Having trouble justifying the cost of a new Kindle? Maybe the cost isn’t much of an issue, but you’d rather not pay the full price to see if you’ll like it? I have a solution for you. Buy a used kindle!
I recently found a website that makes finding a used Kindle a simple task. UsedKindleGear.com is an easy to navigate site that lists current deals on the popular used Kindle 1 (original), Kindle 2, and related Kindle accessories.
What makes this site unique is its use of sophisticated filtering that displays relevant, current eBay listings. I find this refreshing since most of my visits to eBay are spent sifting through useless “related” items (I’m reminded of the plastic baggie that was being marketed as a “water proof kindle cover.” What a joke!) This site helps us get to the point: finding the best deal on a used kindle.
I think this site has a chance of becoming rather popular for its convenience, especially if Amazon continues to release additional versions of the Kindle every six months. Users are likely to sell their current Kindle when the next version hits the streets, which means more deals for everyone else!
I just noticed on the main Kindle DX page at Amazon.com that the release date of June 10 has been set. This is much sooner than I thought!
The Amazon Kindle DX is the third version of the popular e-reader device. The Kindle 2 was just released a few months ago. This quick turn-around will allow Amazon to cook something else up for the e-reader market just before big Christmas spending.
The Kindle DX is still available for pre-order. All orders give you a “place in line” and will be shipped on a first come, first served basis.
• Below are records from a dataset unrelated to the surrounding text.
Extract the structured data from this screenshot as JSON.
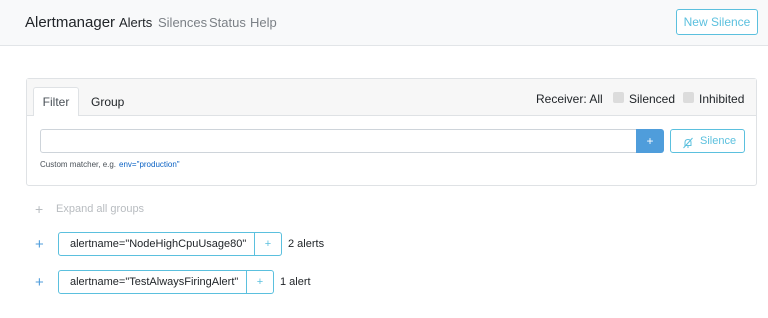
{
  "navbar": {
    "brand": "Alertmanager",
    "links": [
      "Alerts",
      "Silences",
      "Status",
      "Help"
    ],
    "new_silence": "New Silence"
  },
  "filter_card": {
    "tabs": [
      "Filter",
      "Group"
    ],
    "receiver": "Receiver: All",
    "silenced": "Silenced",
    "inhibited": "Inhibited",
    "matcher_value": "",
    "add_label": "+",
    "silence_label": "Silence",
    "hint_text": "Custom matcher, e.g.",
    "hint_example": "env=\"production\""
  },
  "expand_all": {
    "plus": "+",
    "label": "Expand all groups"
  },
  "groups": [
    {
      "plus": "+",
      "label": "alertname=\"NodeHighCpuUsage80\"",
      "add": "+",
      "count": "2 alerts"
    },
    {
      "plus": "+",
      "label": "alertname=\"TestAlwaysFiringAlert\"",
      "add": "+",
      "count": "1 alert"
    }
  ],
  "colors": {
    "accent": "#5bc0de",
    "primary": "#4f9ddb",
    "link": "#0b62c4"
  }
}
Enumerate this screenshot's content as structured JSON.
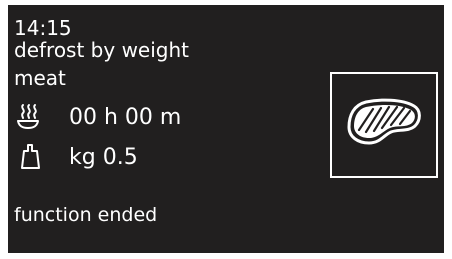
{
  "display": {
    "time": "14:15",
    "program": "defrost by weight",
    "food": "meat",
    "duration": "00 h 00 m",
    "weight": "kg 0.5",
    "status": "function ended"
  },
  "icons": {
    "duration": "defrost-steam-icon",
    "weight": "weight-icon",
    "food": "steak-icon"
  },
  "colors": {
    "screen_background": "#211f1f",
    "text": "#ffffff"
  }
}
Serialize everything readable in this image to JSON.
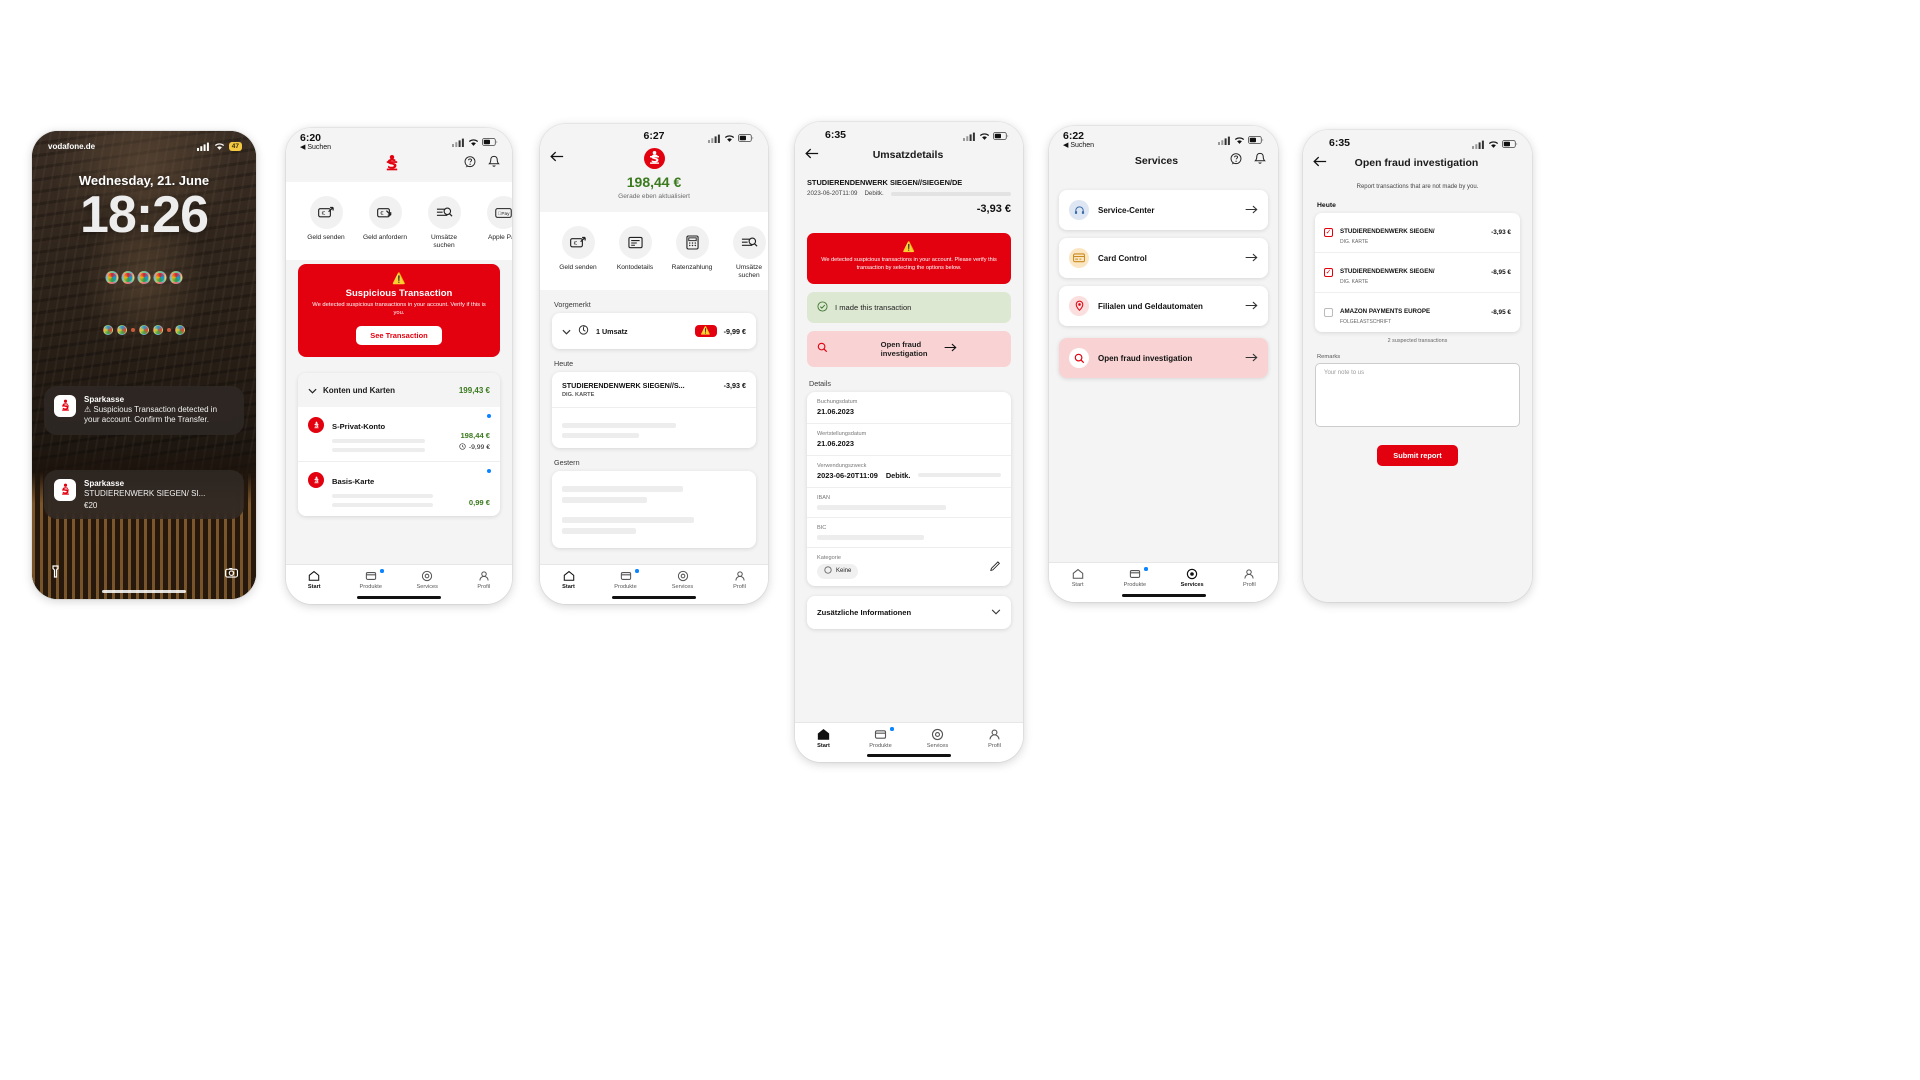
{
  "brand": {
    "name": "Sparkasse",
    "red": "#E3000F",
    "green": "#3B7A1E",
    "logo": "sparkasse-s-logo"
  },
  "phone1_lockscreen": {
    "carrier": "vodafone.de",
    "battery_badge": "47",
    "date": "Wednesday, 21. June",
    "time": "18:26",
    "notifications": [
      {
        "app": "Sparkasse",
        "text": "⚠ Suspicious Transaction detected in your account. Confirm the Transfer.",
        "amount": ""
      },
      {
        "app": "Sparkasse",
        "text": "STUDIERENWERK SIEGEN/ SI...",
        "amount": "€20"
      }
    ],
    "bottom_left_icon": "flashlight-icon",
    "bottom_right_icon": "camera-icon"
  },
  "phone2_home": {
    "status": {
      "time": "6:20",
      "back_label": "Suchen"
    },
    "nav": {
      "logo": "sparkasse-logo",
      "help_icon": "help-icon",
      "bell_icon": "bell-icon"
    },
    "quick_actions": [
      {
        "label": "Geld senden",
        "icon": "send-money-icon"
      },
      {
        "label": "Geld anfordern",
        "icon": "request-money-icon"
      },
      {
        "label": "Umsätze suchen",
        "icon": "search-transactions-icon"
      },
      {
        "label": "Apple Pay",
        "icon": "apple-pay-icon"
      }
    ],
    "alert": {
      "warn_icon": "warning-triangle-icon",
      "title": "Suspicious Transaction",
      "body": "We detected suspicious transactions in your account. Verify if this is you.",
      "button": "See Transaction"
    },
    "accounts": {
      "header": "Konten und Karten",
      "header_amount": "199,43 €",
      "chevron": "chevron-down-icon",
      "rows": [
        {
          "name": "S-Privat-Konto",
          "amount": "198,44 €",
          "sub_amount": "-9,99 €",
          "sub_icon": "pending-clock-icon",
          "has_dot": true
        },
        {
          "name": "Basis-Karte",
          "amount": "0,99 €",
          "sub_amount": "",
          "sub_icon": "",
          "has_dot": true
        }
      ]
    },
    "tabs": [
      {
        "label": "Start",
        "icon": "home-icon",
        "active": true,
        "dot": false
      },
      {
        "label": "Produkte",
        "icon": "products-icon",
        "active": false,
        "dot": true
      },
      {
        "label": "Services",
        "icon": "services-icon",
        "active": false,
        "dot": false
      },
      {
        "label": "Profil",
        "icon": "profile-icon",
        "active": false,
        "dot": false
      }
    ]
  },
  "phone3_account": {
    "status": {
      "time": "6:27"
    },
    "back_icon": "back-arrow-icon",
    "balance": "198,44 €",
    "balance_sub": "Gerade eben aktualisiert",
    "quick_actions": [
      {
        "label": "Geld senden",
        "icon": "send-money-icon"
      },
      {
        "label": "Kontodetails",
        "icon": "account-details-icon"
      },
      {
        "label": "Ratenzahlung",
        "icon": "installment-icon"
      },
      {
        "label": "Umsätze suchen",
        "icon": "search-transactions-icon"
      }
    ],
    "sections": [
      {
        "label": "Vorgemerkt",
        "rows": [
          {
            "name": "1 Umsatz",
            "amount": "-9,99 €",
            "icon": "pending-clock-icon",
            "chevron": "chevron-down-icon",
            "warn": true
          }
        ]
      },
      {
        "label": "Heute",
        "rows": [
          {
            "name": "STUDIERENDENWERK SIEGEN//S...",
            "sub": "DIG. KARTE",
            "amount": "-3,93 €"
          }
        ]
      },
      {
        "label": "Gestern",
        "rows": []
      }
    ],
    "tabs": [
      {
        "label": "Start",
        "active": true,
        "dot": false
      },
      {
        "label": "Produkte",
        "active": false,
        "dot": true
      },
      {
        "label": "Services",
        "active": false,
        "dot": false
      },
      {
        "label": "Profil",
        "active": false,
        "dot": false
      }
    ]
  },
  "phone4_details": {
    "status": {
      "time": "6:35"
    },
    "back_icon": "back-arrow-icon",
    "title": "Umsatzdetails",
    "merchant": "STUDIERENDENWERK SIEGEN//SIEGEN/DE",
    "meta_date": "2023-06-20T11:09",
    "meta_type": "Debitk.",
    "amount": "-3,93 €",
    "banner": {
      "warn_icon": "warning-triangle-icon",
      "text": "We detected suspicious transactions in your account. Please verify this transaction by selecting the options below."
    },
    "option_confirm": {
      "label": "I made this transaction",
      "icon": "check-circle-icon"
    },
    "option_fraud": {
      "label": "Open fraud investigation",
      "icon": "search-icon",
      "arrow": "arrow-right-icon"
    },
    "details_label": "Details",
    "details": [
      {
        "label": "Buchungsdatum",
        "value": "21.06.2023"
      },
      {
        "label": "Wertstellungsdatum",
        "value": "21.06.2023"
      },
      {
        "label": "Verwendungszweck",
        "value": "2023-06-20T11:09",
        "value2": "Debitk."
      },
      {
        "label": "IBAN",
        "value": ""
      },
      {
        "label": "BIC",
        "value": ""
      },
      {
        "label": "Kategorie",
        "value": "Keine",
        "edit_icon": "pencil-icon"
      }
    ],
    "extra_section": {
      "label": "Zusätzliche Informationen",
      "chevron": "chevron-down-icon"
    },
    "tabs": [
      {
        "label": "Start",
        "active": true,
        "dot": false
      },
      {
        "label": "Produkte",
        "active": false,
        "dot": true
      },
      {
        "label": "Services",
        "active": false,
        "dot": false
      },
      {
        "label": "Profil",
        "active": false,
        "dot": false
      }
    ]
  },
  "phone5_services": {
    "status": {
      "time": "6:22",
      "back_label": "Suchen"
    },
    "title": "Services",
    "help_icon": "help-icon",
    "bell_icon": "bell-icon",
    "items": [
      {
        "label": "Service-Center",
        "icon": "headset-icon",
        "arrow": "arrow-right-icon",
        "highlight": false
      },
      {
        "label": "Card Control",
        "icon": "card-icon",
        "arrow": "arrow-right-icon",
        "highlight": false
      },
      {
        "label": "Filialen und Geldautomaten",
        "icon": "location-icon",
        "arrow": "arrow-right-icon",
        "highlight": false
      },
      {
        "label": "Open fraud investigation",
        "icon": "search-icon",
        "arrow": "arrow-right-icon",
        "highlight": true
      }
    ],
    "tabs": [
      {
        "label": "Start",
        "active": false,
        "dot": false
      },
      {
        "label": "Produkte",
        "active": false,
        "dot": true
      },
      {
        "label": "Services",
        "active": true,
        "dot": false
      },
      {
        "label": "Profil",
        "active": false,
        "dot": false
      }
    ]
  },
  "phone6_report": {
    "status": {
      "time": "6:35"
    },
    "back_icon": "back-arrow-icon",
    "title": "Open fraud investigation",
    "subtitle": "Report transactions that are not made by you.",
    "section_label": "Heute",
    "rows": [
      {
        "name": "STUDIERENDENWERK SIEGEN/",
        "sub": "DIG. KARTE",
        "amount": "-3,93 €",
        "checked": true
      },
      {
        "name": "STUDIERENDENWERK SIEGEN/",
        "sub": "DIG. KARTE",
        "amount": "-8,95 €",
        "checked": true
      },
      {
        "name": "AMAZON PAYMENTS EUROPE",
        "sub": "FOLGELASTSCHRIFT",
        "amount": "-8,95 €",
        "checked": false
      }
    ],
    "count_text": "2 suspected transactions",
    "remarks_label": "Remarks",
    "remarks_placeholder": "Your note to us",
    "submit_label": "Submit report"
  }
}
For those of you who jumped on board early in the game, you may be able to have the new Kindle DX in your hands before Father’s Day!
E Ink, who manufactures the display for the popular Kindle (and Kindle DX, available for pre-order), was bought by Prime View International. This news is all over the web, but I noticed something more interesting among the boring, “this business bought this other business” dribble.
About half-way down in the press-release, there is mention of a color E Ink display to be shown at an up-coming Exhibition in San Antonio:
The deal will help the combined company develop color versions of its displays and mass produce them by the end of 2010, said Sriram Peruvemba, E Ink’s vice president of marketing. Current models show shades of gray.
Privately held E Ink is expected to demonstrate its latest color display prototypes Tuesday at a display technology show in San Antonio.
If the color E-ink displays make it to another revision of the Kindle, I think we can expect another Kindle “craze.” This would be especially true in the academic and professional markets, who were quick to point out the loss experienced when viewing graphs and charts best viewed in color.
A color display would also benefit most Kindle users who take advantage of the included web browser. We’ve all come to associate surfing the web with a full-colored experience. The color display will make this a possibility.
I’m really curious how well the color displays will work. A few questions in my mind are:
- Will the screen refresh rates be faster, slower, or the same?
- The current kindle displays only provide 16 shades of gray. Will the color displays be like the 8-bit displays of the past, or more like current displays?
- Most importantly, how cost will a color display add to the Kindle?
The cost could be a sticky point. Many people already think the Kindle is priced a bit on the high side and I don’t expect a color display to be less expensive. How Amazon handles the price point for a Colorized Kindle may be very interesting.